This fellowship builds upon PhD research that explored the experiences of students in two secondary schools in Tanzania, where the official LOI is English. The PhD study identified an absence of meaningful engagement with students' voices and agency in LOI research and addressed this, generating a rich, socially-situated account of students' aspirations and experiences of negotiating their school language environments. The PhD thesis employs a theoretical approach that innovatively reframes the LOI debate, acknowledging the concerns and priorities of all opposing sides.
This fellowship aims to extend the impact of the PhD research by connecting its findings to other knowledge(s) relating to language, learning and justice in education. Firstly, I will engage in collaborative activities with young people and expert practitioners to co-produce impact materials for Tanzania. These will connect the research findings to lived experiences and understandings of how to encourage behaviour change, resulting in locally- relevant youth advocacy and teacher development resources. Secondly, through the fellowship Mentor, Dr Lizzi Milligan, I will connect my PhD research to findings from her project focused on LOI and girls' education in Rwanda. By co-creating a policy brief and youth voice video, this combined knowledge will reach a wider international audience. Thirdly, I will develop my academic profile by writing journal articles and presenting conference papers that connect my work to an interdisciplinary academic community. Finally, I will write proposals for future research, building on the work done in my PhD, applying a similar conceptual and methodological approach to questions of language, justice and belonging in UK schools.
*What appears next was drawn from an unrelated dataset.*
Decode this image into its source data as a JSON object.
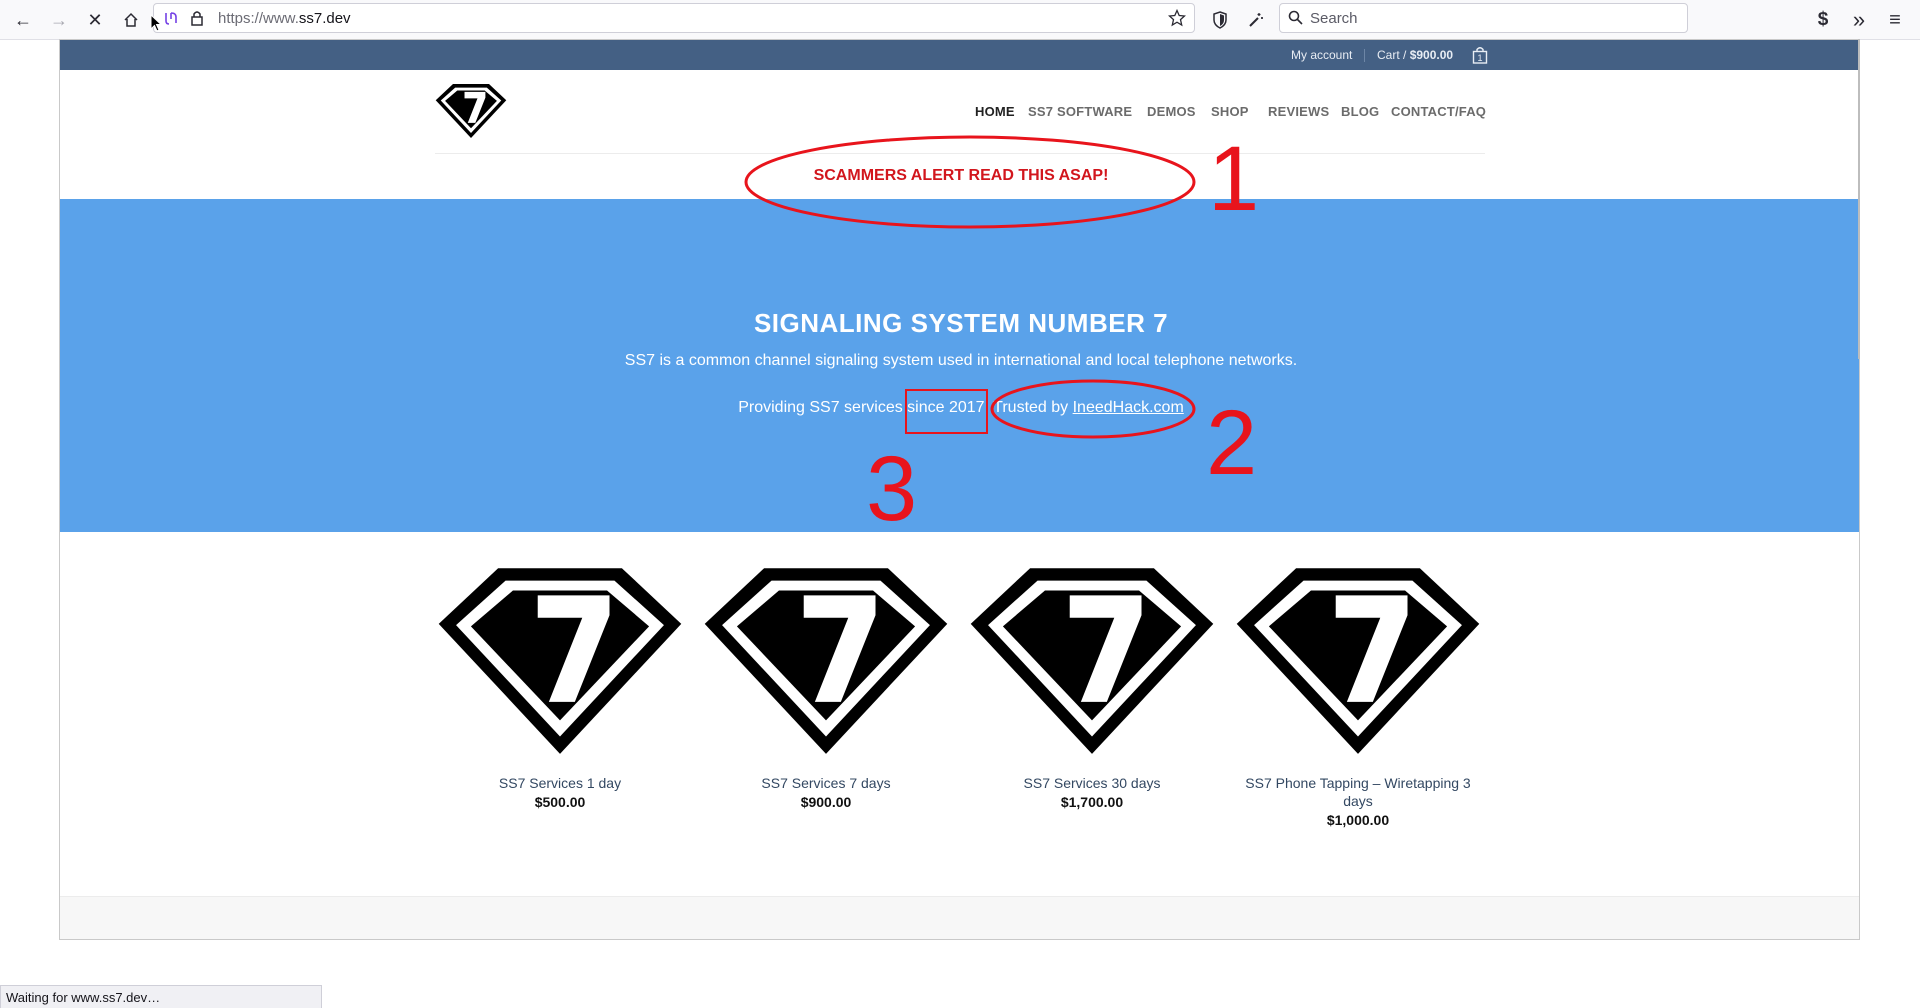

This fellowship also aims to foster the research knowledge, skills and networks needed to underpin my academic career progression. Forging different forms of connections - to research-users, to broader research and policy agendas, and to the academic community - will both require and enable me to develop a range of important research capabilities. Building these connections and skills will greatly strengthen my capacity for impactful future research. Key to the professional development aims of this fellowship is the relationship with the Mentor, Dr Milligan, who is a successful and respected scholar in the field. Inclusion in the University of Bath research community also offers access to multiple formal and informal learning opportunities.
The critical role of language in improving the quality and equity of education has been widely evidenced, yet it is a source of real frustration for researchers that language is rarely given priority in international education policy and planning (Tikly, 2016; Milligan, Desai & Benson, 2020). Connecting knowledge(s) and bringing together and amplifying the voices of young people, practitioners and researchers is key if language issues are be pushed to the forefront. This fellowship is designed to facilitate some of these connections and to develop the research capabilities I need to play a significant and influential future role in these debates.